[Opening SOURCE DATA section]
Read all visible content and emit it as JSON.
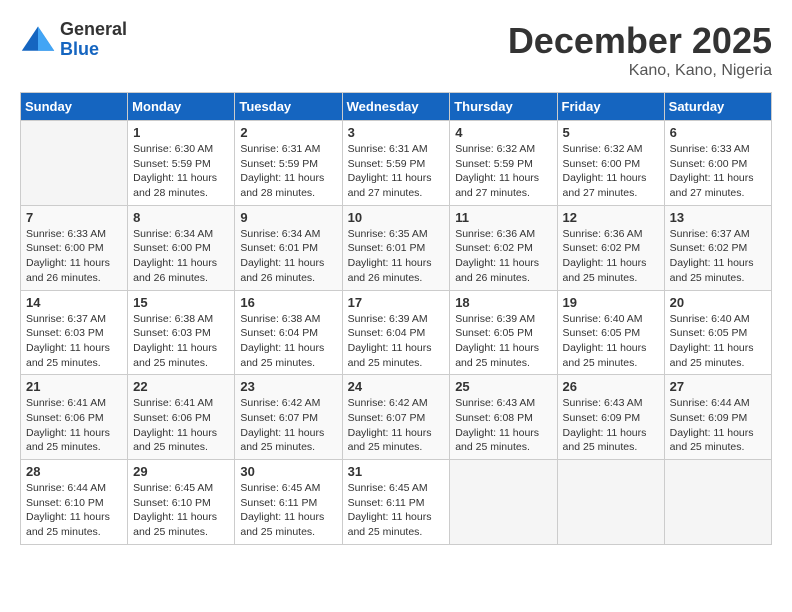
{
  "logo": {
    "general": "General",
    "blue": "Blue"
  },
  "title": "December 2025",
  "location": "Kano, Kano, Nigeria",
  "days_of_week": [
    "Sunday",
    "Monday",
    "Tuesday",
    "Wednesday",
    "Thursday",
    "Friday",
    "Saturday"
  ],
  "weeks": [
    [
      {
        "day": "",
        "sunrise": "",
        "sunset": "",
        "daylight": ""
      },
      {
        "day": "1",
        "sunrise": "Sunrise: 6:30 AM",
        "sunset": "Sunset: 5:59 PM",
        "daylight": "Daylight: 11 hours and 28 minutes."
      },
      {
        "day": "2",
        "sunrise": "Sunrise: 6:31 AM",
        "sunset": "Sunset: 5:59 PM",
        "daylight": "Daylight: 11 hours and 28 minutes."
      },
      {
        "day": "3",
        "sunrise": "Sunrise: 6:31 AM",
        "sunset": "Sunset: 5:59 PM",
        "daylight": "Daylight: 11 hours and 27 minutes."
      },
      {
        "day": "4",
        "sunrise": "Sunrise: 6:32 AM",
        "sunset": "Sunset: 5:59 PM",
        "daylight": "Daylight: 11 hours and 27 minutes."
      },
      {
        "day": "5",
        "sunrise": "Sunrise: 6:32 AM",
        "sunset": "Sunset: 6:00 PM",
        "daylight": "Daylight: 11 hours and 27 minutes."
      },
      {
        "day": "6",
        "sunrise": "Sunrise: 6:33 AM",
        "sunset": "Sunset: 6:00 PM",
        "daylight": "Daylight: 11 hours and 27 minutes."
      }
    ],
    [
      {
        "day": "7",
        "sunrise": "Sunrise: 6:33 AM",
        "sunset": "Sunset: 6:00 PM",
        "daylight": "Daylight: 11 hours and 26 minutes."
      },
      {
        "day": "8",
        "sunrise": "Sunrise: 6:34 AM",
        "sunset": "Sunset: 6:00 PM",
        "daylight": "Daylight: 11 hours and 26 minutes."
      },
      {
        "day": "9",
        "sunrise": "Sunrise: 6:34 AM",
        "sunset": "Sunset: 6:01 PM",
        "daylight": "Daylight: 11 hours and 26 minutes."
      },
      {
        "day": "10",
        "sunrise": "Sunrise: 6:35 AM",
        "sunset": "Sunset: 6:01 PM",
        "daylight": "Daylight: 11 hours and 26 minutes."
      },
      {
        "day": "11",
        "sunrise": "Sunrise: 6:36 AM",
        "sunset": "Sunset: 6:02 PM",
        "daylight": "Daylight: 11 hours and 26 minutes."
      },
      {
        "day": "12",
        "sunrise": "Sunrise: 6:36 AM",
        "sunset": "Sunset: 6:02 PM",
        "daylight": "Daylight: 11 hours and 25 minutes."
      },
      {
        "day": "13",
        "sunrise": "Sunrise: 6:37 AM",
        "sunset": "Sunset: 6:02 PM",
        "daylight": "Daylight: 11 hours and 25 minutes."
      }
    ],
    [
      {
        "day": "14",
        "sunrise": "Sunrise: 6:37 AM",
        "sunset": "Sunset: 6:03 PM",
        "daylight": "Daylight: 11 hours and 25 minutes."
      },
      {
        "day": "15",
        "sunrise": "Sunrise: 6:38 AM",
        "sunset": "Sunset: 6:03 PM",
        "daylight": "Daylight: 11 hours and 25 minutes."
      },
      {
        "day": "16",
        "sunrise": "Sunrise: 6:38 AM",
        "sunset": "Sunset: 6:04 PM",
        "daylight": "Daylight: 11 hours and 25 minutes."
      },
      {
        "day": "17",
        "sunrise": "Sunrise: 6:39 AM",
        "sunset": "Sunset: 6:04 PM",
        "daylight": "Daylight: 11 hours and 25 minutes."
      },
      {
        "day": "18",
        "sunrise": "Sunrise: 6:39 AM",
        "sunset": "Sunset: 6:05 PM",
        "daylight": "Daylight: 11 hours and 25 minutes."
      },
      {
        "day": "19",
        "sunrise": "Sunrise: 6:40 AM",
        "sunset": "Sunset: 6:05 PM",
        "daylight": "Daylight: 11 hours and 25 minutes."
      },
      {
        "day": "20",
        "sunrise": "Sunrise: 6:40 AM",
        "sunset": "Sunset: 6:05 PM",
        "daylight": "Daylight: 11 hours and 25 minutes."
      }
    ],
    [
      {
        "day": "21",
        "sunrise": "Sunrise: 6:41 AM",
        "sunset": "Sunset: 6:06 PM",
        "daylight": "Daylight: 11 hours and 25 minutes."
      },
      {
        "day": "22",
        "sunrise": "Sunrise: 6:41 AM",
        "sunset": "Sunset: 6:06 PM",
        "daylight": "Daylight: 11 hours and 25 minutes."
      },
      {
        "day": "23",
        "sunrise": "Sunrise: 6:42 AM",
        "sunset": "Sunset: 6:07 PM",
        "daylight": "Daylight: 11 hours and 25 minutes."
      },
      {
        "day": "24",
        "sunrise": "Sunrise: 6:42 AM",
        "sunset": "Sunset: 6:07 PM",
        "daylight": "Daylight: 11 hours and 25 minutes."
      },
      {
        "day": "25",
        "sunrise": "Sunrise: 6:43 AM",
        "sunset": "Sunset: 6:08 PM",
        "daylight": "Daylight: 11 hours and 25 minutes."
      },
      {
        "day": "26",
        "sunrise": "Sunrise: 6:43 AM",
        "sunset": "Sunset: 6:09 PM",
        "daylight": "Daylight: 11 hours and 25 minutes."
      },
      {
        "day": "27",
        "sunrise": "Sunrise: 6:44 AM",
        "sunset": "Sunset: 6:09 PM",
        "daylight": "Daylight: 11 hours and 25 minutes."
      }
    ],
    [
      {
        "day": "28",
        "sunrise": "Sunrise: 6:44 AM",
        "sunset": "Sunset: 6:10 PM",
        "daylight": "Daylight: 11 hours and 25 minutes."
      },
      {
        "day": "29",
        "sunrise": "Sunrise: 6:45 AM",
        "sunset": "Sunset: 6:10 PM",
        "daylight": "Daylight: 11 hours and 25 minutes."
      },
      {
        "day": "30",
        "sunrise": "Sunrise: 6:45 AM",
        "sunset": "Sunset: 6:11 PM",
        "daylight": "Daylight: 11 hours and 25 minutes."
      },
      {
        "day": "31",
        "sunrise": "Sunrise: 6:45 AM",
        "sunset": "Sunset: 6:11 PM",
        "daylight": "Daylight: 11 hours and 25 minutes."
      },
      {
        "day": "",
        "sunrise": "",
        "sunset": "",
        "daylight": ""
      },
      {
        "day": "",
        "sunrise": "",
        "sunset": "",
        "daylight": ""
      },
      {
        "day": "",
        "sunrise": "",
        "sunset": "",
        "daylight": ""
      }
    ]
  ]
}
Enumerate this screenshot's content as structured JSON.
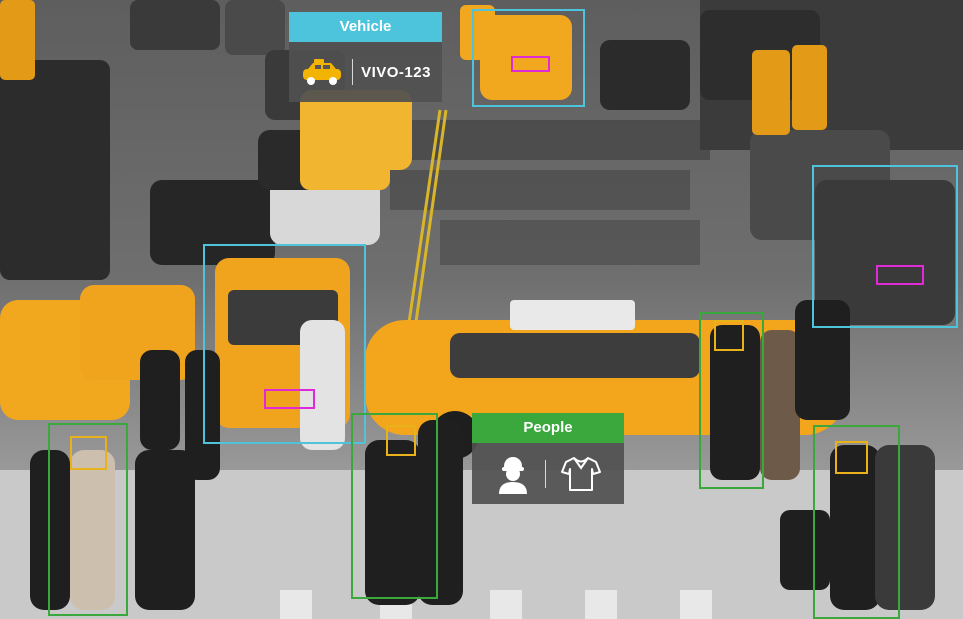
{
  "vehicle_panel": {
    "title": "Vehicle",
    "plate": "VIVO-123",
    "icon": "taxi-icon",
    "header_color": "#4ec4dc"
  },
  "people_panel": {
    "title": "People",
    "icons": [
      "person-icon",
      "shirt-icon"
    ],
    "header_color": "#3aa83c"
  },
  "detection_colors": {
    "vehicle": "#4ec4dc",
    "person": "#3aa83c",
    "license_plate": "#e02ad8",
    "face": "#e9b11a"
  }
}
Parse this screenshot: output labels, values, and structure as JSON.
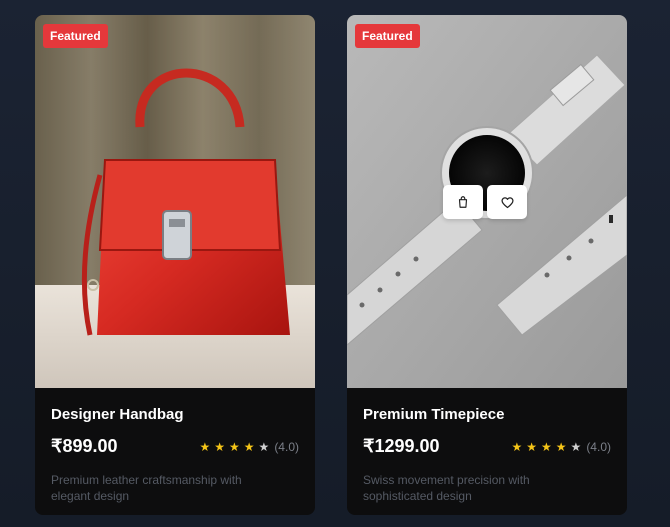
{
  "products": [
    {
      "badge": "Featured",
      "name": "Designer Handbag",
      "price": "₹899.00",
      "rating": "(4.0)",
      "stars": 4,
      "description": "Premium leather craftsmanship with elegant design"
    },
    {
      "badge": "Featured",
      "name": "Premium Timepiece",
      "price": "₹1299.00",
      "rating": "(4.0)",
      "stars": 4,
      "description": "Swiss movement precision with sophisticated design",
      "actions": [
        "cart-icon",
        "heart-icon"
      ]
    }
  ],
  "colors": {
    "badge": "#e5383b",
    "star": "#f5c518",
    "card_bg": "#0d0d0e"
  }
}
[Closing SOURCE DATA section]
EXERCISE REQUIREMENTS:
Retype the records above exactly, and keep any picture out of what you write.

TASK RESPONSE:
Read all visible content and emit it as JSON.
{
  "logo": {
    "general": "General",
    "blue": "Blue"
  },
  "title": "December 2025",
  "location": "Kano, Kano, Nigeria",
  "days_of_week": [
    "Sunday",
    "Monday",
    "Tuesday",
    "Wednesday",
    "Thursday",
    "Friday",
    "Saturday"
  ],
  "weeks": [
    [
      {
        "day": "",
        "sunrise": "",
        "sunset": "",
        "daylight": ""
      },
      {
        "day": "1",
        "sunrise": "Sunrise: 6:30 AM",
        "sunset": "Sunset: 5:59 PM",
        "daylight": "Daylight: 11 hours and 28 minutes."
      },
      {
        "day": "2",
        "sunrise": "Sunrise: 6:31 AM",
        "sunset": "Sunset: 5:59 PM",
        "daylight": "Daylight: 11 hours and 28 minutes."
      },
      {
        "day": "3",
        "sunrise": "Sunrise: 6:31 AM",
        "sunset": "Sunset: 5:59 PM",
        "daylight": "Daylight: 11 hours and 27 minutes."
      },
      {
        "day": "4",
        "sunrise": "Sunrise: 6:32 AM",
        "sunset": "Sunset: 5:59 PM",
        "daylight": "Daylight: 11 hours and 27 minutes."
      },
      {
        "day": "5",
        "sunrise": "Sunrise: 6:32 AM",
        "sunset": "Sunset: 6:00 PM",
        "daylight": "Daylight: 11 hours and 27 minutes."
      },
      {
        "day": "6",
        "sunrise": "Sunrise: 6:33 AM",
        "sunset": "Sunset: 6:00 PM",
        "daylight": "Daylight: 11 hours and 27 minutes."
      }
    ],
    [
      {
        "day": "7",
        "sunrise": "Sunrise: 6:33 AM",
        "sunset": "Sunset: 6:00 PM",
        "daylight": "Daylight: 11 hours and 26 minutes."
      },
      {
        "day": "8",
        "sunrise": "Sunrise: 6:34 AM",
        "sunset": "Sunset: 6:00 PM",
        "daylight": "Daylight: 11 hours and 26 minutes."
      },
      {
        "day": "9",
        "sunrise": "Sunrise: 6:34 AM",
        "sunset": "Sunset: 6:01 PM",
        "daylight": "Daylight: 11 hours and 26 minutes."
      },
      {
        "day": "10",
        "sunrise": "Sunrise: 6:35 AM",
        "sunset": "Sunset: 6:01 PM",
        "daylight": "Daylight: 11 hours and 26 minutes."
      },
      {
        "day": "11",
        "sunrise": "Sunrise: 6:36 AM",
        "sunset": "Sunset: 6:02 PM",
        "daylight": "Daylight: 11 hours and 26 minutes."
      },
      {
        "day": "12",
        "sunrise": "Sunrise: 6:36 AM",
        "sunset": "Sunset: 6:02 PM",
        "daylight": "Daylight: 11 hours and 25 minutes."
      },
      {
        "day": "13",
        "sunrise": "Sunrise: 6:37 AM",
        "sunset": "Sunset: 6:02 PM",
        "daylight": "Daylight: 11 hours and 25 minutes."
      }
    ],
    [
      {
        "day": "14",
        "sunrise": "Sunrise: 6:37 AM",
        "sunset": "Sunset: 6:03 PM",
        "daylight": "Daylight: 11 hours and 25 minutes."
      },
      {
        "day": "15",
        "sunrise": "Sunrise: 6:38 AM",
        "sunset": "Sunset: 6:03 PM",
        "daylight": "Daylight: 11 hours and 25 minutes."
      },
      {
        "day": "16",
        "sunrise": "Sunrise: 6:38 AM",
        "sunset": "Sunset: 6:04 PM",
        "daylight": "Daylight: 11 hours and 25 minutes."
      },
      {
        "day": "17",
        "sunrise": "Sunrise: 6:39 AM",
        "sunset": "Sunset: 6:04 PM",
        "daylight": "Daylight: 11 hours and 25 minutes."
      },
      {
        "day": "18",
        "sunrise": "Sunrise: 6:39 AM",
        "sunset": "Sunset: 6:05 PM",
        "daylight": "Daylight: 11 hours and 25 minutes."
      },
      {
        "day": "19",
        "sunrise": "Sunrise: 6:40 AM",
        "sunset": "Sunset: 6:05 PM",
        "daylight": "Daylight: 11 hours and 25 minutes."
      },
      {
        "day": "20",
        "sunrise": "Sunrise: 6:40 AM",
        "sunset": "Sunset: 6:05 PM",
        "daylight": "Daylight: 11 hours and 25 minutes."
      }
    ],
    [
      {
        "day": "21",
        "sunrise": "Sunrise: 6:41 AM",
        "sunset": "Sunset: 6:06 PM",
        "daylight": "Daylight: 11 hours and 25 minutes."
      },
      {
        "day": "22",
        "sunrise": "Sunrise: 6:41 AM",
        "sunset": "Sunset: 6:06 PM",
        "daylight": "Daylight: 11 hours and 25 minutes."
      },
      {
        "day": "23",
        "sunrise": "Sunrise: 6:42 AM",
        "sunset": "Sunset: 6:07 PM",
        "daylight": "Daylight: 11 hours and 25 minutes."
      },
      {
        "day": "24",
        "sunrise": "Sunrise: 6:42 AM",
        "sunset": "Sunset: 6:07 PM",
        "daylight": "Daylight: 11 hours and 25 minutes."
      },
      {
        "day": "25",
        "sunrise": "Sunrise: 6:43 AM",
        "sunset": "Sunset: 6:08 PM",
        "daylight": "Daylight: 11 hours and 25 minutes."
      },
      {
        "day": "26",
        "sunrise": "Sunrise: 6:43 AM",
        "sunset": "Sunset: 6:09 PM",
        "daylight": "Daylight: 11 hours and 25 minutes."
      },
      {
        "day": "27",
        "sunrise": "Sunrise: 6:44 AM",
        "sunset": "Sunset: 6:09 PM",
        "daylight": "Daylight: 11 hours and 25 minutes."
      }
    ],
    [
      {
        "day": "28",
        "sunrise": "Sunrise: 6:44 AM",
        "sunset": "Sunset: 6:10 PM",
        "daylight": "Daylight: 11 hours and 25 minutes."
      },
      {
        "day": "29",
        "sunrise": "Sunrise: 6:45 AM",
        "sunset": "Sunset: 6:10 PM",
        "daylight": "Daylight: 11 hours and 25 minutes."
      },
      {
        "day": "30",
        "sunrise": "Sunrise: 6:45 AM",
        "sunset": "Sunset: 6:11 PM",
        "daylight": "Daylight: 11 hours and 25 minutes."
      },
      {
        "day": "31",
        "sunrise": "Sunrise: 6:45 AM",
        "sunset": "Sunset: 6:11 PM",
        "daylight": "Daylight: 11 hours and 25 minutes."
      },
      {
        "day": "",
        "sunrise": "",
        "sunset": "",
        "daylight": ""
      },
      {
        "day": "",
        "sunrise": "",
        "sunset": "",
        "daylight": ""
      },
      {
        "day": "",
        "sunrise": "",
        "sunset": "",
        "daylight": ""
      }
    ]
  ]
}
Enumerate this screenshot's content as structured JSON.
{
  "vehicle_panel": {
    "title": "Vehicle",
    "plate": "VIVO-123",
    "icon": "taxi-icon",
    "header_color": "#4ec4dc"
  },
  "people_panel": {
    "title": "People",
    "icons": [
      "person-icon",
      "shirt-icon"
    ],
    "header_color": "#3aa83c"
  },
  "detection_colors": {
    "vehicle": "#4ec4dc",
    "person": "#3aa83c",
    "license_plate": "#e02ad8",
    "face": "#e9b11a"
  }
}
Parse this screenshot: output labels, values, and structure as JSON.
{
  "products": [
    {
      "badge": "Featured",
      "name": "Designer Handbag",
      "price": "₹899.00",
      "rating": "(4.0)",
      "stars": 4,
      "description": "Premium leather craftsmanship with elegant design"
    },
    {
      "badge": "Featured",
      "name": "Premium Timepiece",
      "price": "₹1299.00",
      "rating": "(4.0)",
      "stars": 4,
      "description": "Swiss movement precision with sophisticated design",
      "actions": [
        "cart-icon",
        "heart-icon"
      ]
    }
  ],
  "colors": {
    "badge": "#e5383b",
    "star": "#f5c518",
    "card_bg": "#0d0d0e"
  }
}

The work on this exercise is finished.